U.S. trade deficit drops to more than three-year low

WASHINGTON, Jan 7 (Reuters) - The U.S. trade deficit fell to a more than three-year low in November as imports declined further, likely weighed down by the Trump administration’s trade war with China, and exports rebounded, suggesting the economy ended 2019 on solid footing.

FILE PHOTO: Shipping containers are seen at the Port Newark Container Terminal in Newark, New Jersey, U.S. on July 2, 2009. REUTERS/Mike Segar/File Photo

The Commerce Department said on Tuesday the trade deficit decreased 8.2% to $43.1 billion, the smallest since October 2016. The percentage drop was the largest since January.

The trade deficit has narrowed 0.7% through November and is on track to record its first annual decline since 2013. While the shrinking trade bill should provide a boost to gross domestic product in the fourth quarter, falling consumer goods imports also suggest a cooling in domestic demand.

Data for October was revised to show the trade gap declining to $46.9 billion instead of the previously reported $47.2 billion. Economists polled by Reuters had forecast the trade gap narrowing to $43.8 billion in November.

The goods trade deficit with China, the focus of the White House’s “America First” agenda tumbled 15.7% to $26.4 billion, with imports dropping 9.2% and exports jumping 13.7%. The goods trade gap with the European Union fell 20.2% to $13.1 billion.

The United States and China are embroiled in a bruising trade war, and Washington has also tussled with other trading partners, including the European Union, Brazil and Argentina, accusing them of devaluing their currencies at the expense of U.S. manufacturers.

Though Washington and Beijing in December hammered out a “Phase 1” trade deal, considerable confusion remains about the details of the agreement. President Donald Trump said last Tuesday that the partial deal would be signed on Jan. 15 at the White House.

The 18-month-long U.S.-China trade war has undermined business investment, which together with slowing growth overseas have led to a recession in manufacturing. Economists expect manufacturing to continue to struggle without a complete rolling back of tariffs.

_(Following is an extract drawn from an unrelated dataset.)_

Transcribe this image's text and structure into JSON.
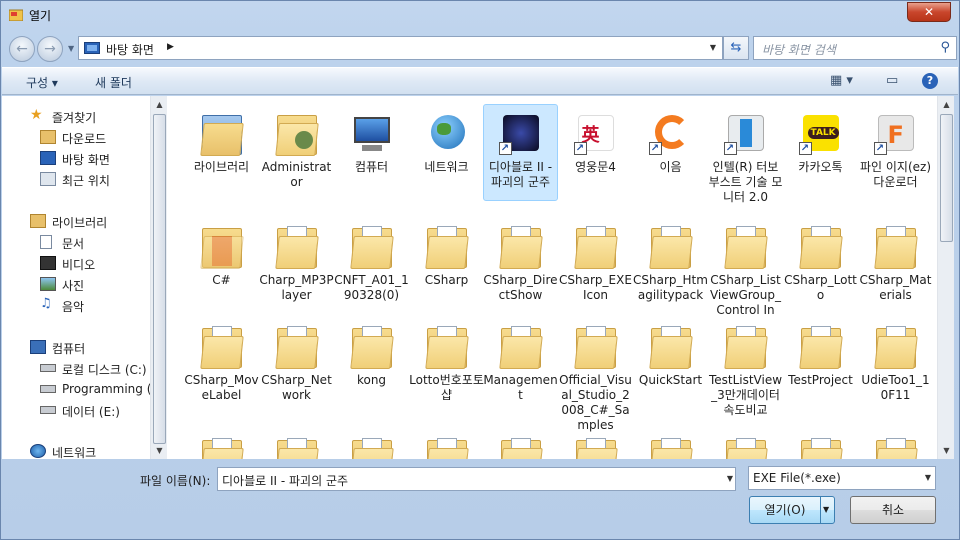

When adjusted for inflation, the goods trade deficit decreased $3.7 billion to $75.3 billion in November, the smallest since March 2017. The so-called real trade deficit so far in the fourth quarter is below the average for the July-September period. Economists expect trade will add at least 1.5 percentage points to GDP growth in the fourth quarter after being a drag for two straight quarters.

The Atlanta Federal Reserve is forecasting GDP increasing at a 2.3% annualized rate in the fourth quarter. The economy grew at a 2.1% pace in the third quarter.

In November, goods imports dropped 1.4% to $201.1 billion, declining for a third straight month. Consumer goods imports fell $1.0 billion, pulled down by declines in cellphones and other household items, and artwork and other collectibles.

Economists believe consumer goods imports were weighed down by a 15% tariff on $110 billion worth of Chinese goods that came into effect on Sept. 1. They also say anticipation that the “Phase 1” trade agreement would roll back the tariffs could have encouraged companies to hold off on imports.

The drop in consumer goods imports points to a slower pace of consumer spending in the October-December quarter after two straight quarters of brisk growth.

Capital goods imports dropped $1.2 billion in November, reflecting decreases in civilian aircraft and computers. Crude oil imports tumbled to 166.4 million barrels, the lowest since February 1992, from 188.3 million barrels in October. Motor vehicle and parts imports, however, rose $1.1 billion.

Goods exports rose 0.7% to $137.2 billion in November. They were boosted by a $0.6 billion increase in shipments of capital goods. Consumer goods exports advanced $0.5 billion.

The goods trade deficit in November was the smallest since October 2016. The petroleum surplus of $0.8 billion in November was the highest on record.

Reporting By Lucia Mutikani; Editing by Andrea Ricci